CAB evidence on the impact of fee-charging cash machines.

Most people in the UK use automatic teller machines (ATMs) to access their cash. Over the last seven years the number of ATMs which charge a fee to access money has grown from very few to over 40 per cent of total UK cash machines. Our research found that:

  • in some areas people have no choice but to use a fee charging cash machine, particularly in rural or urban deprived areas where small bank branches may have closed. Our online survey found that 20 per cent of people use a fee charging cash machine at least once a week  
  • some places such as hospitals and universities have become ‘fee charging hotspots’ where people have no choice but to incur a fee to access their money  
  • despite commitments about clear signage in the LINK code of compliance, signage of fee-charging ATMs needs to be improved. In our online survey, 73 per cent of people said that additional signage would enable them to make a more informed decision about using a fee charging ATM  
  • the impact of having to use a fee-charging cash machine is most acute for people in receipt of state benefits whose income is now paid into bank accounts. Even a £1.50 charge can represent a large part of their weekly income. 

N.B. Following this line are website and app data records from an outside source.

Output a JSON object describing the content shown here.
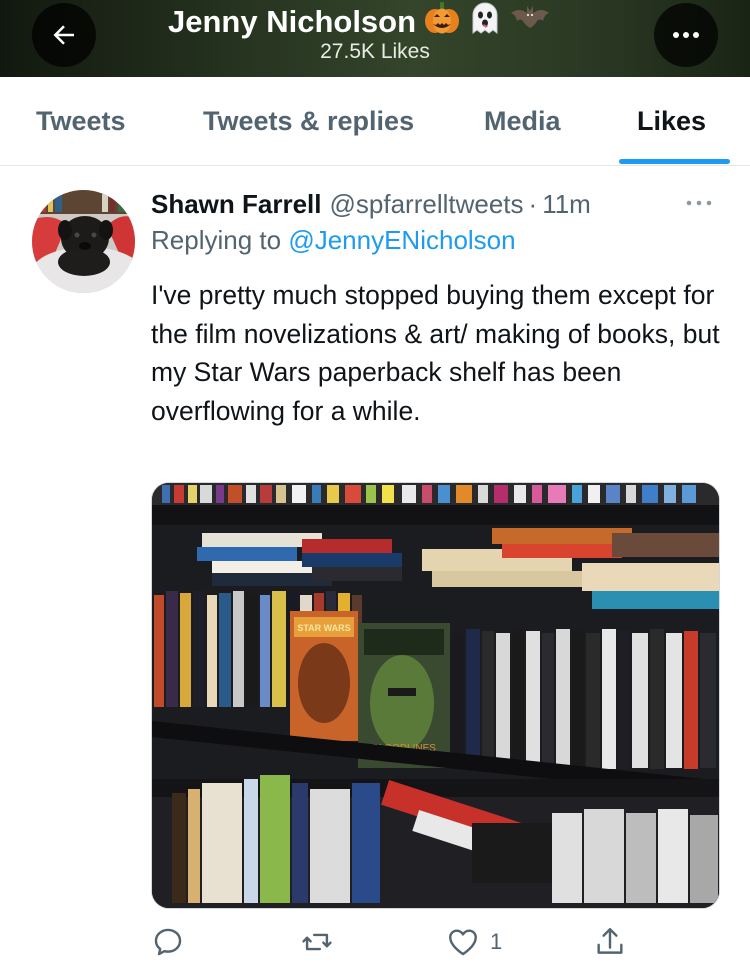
{
  "header": {
    "title": "Jenny Nicholson",
    "title_emojis": [
      "🎃",
      "👻",
      "🦇"
    ],
    "subtitle": "27.5K Likes",
    "back_icon": "arrow-left-icon",
    "more_icon": "more-horizontal-icon"
  },
  "tabs": [
    {
      "label": "Tweets",
      "active": false
    },
    {
      "label": "Tweets & replies",
      "active": false
    },
    {
      "label": "Media",
      "active": false
    },
    {
      "label": "Likes",
      "active": true
    }
  ],
  "tweet": {
    "author_name": "Shawn Farrell",
    "handle": "@spfarrelltweets",
    "separator": "·",
    "time": "11m",
    "replying_prefix": "Replying to",
    "replying_to": "@JennyENicholson",
    "text": "I've pretty much stopped buying them except for the film novelizations & art/ making of books, but my Star Wars paperback shelf has been overflowing for a while.",
    "actions": {
      "reply_count": "",
      "retweet_count": "",
      "like_count": "1"
    }
  },
  "colors": {
    "accent": "#1d9bf0",
    "secondary_text": "#536471",
    "primary_text": "#0f1419"
  }
}
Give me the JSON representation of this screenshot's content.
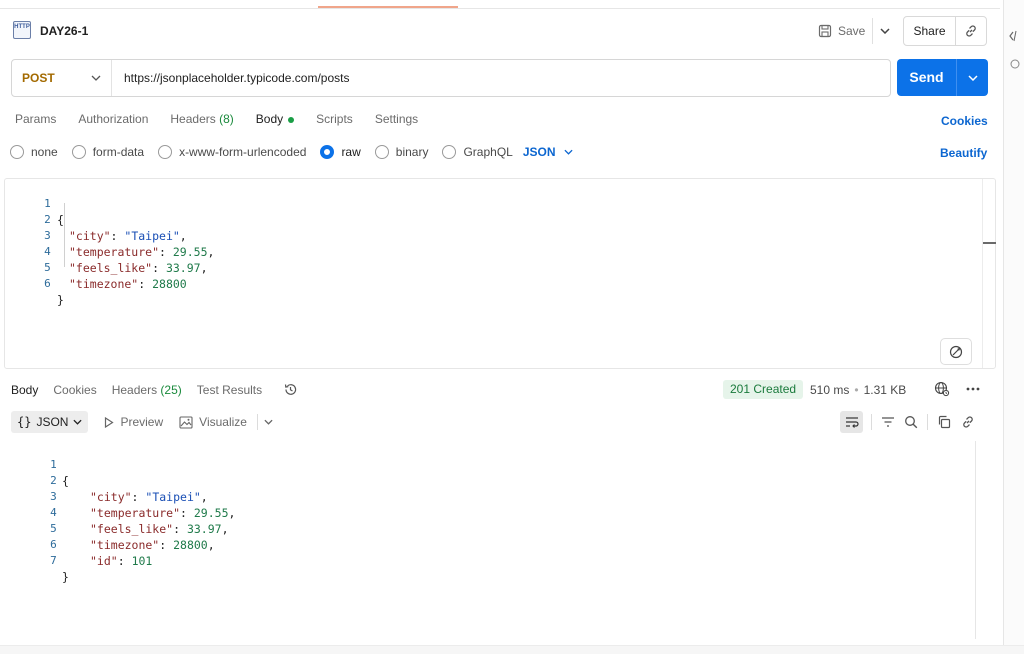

This briefing includes recommendations to a range of stakeholders, including government departments, LINK, the Post Office and banks.

Publication date
July 2006
Publication type
Number of pages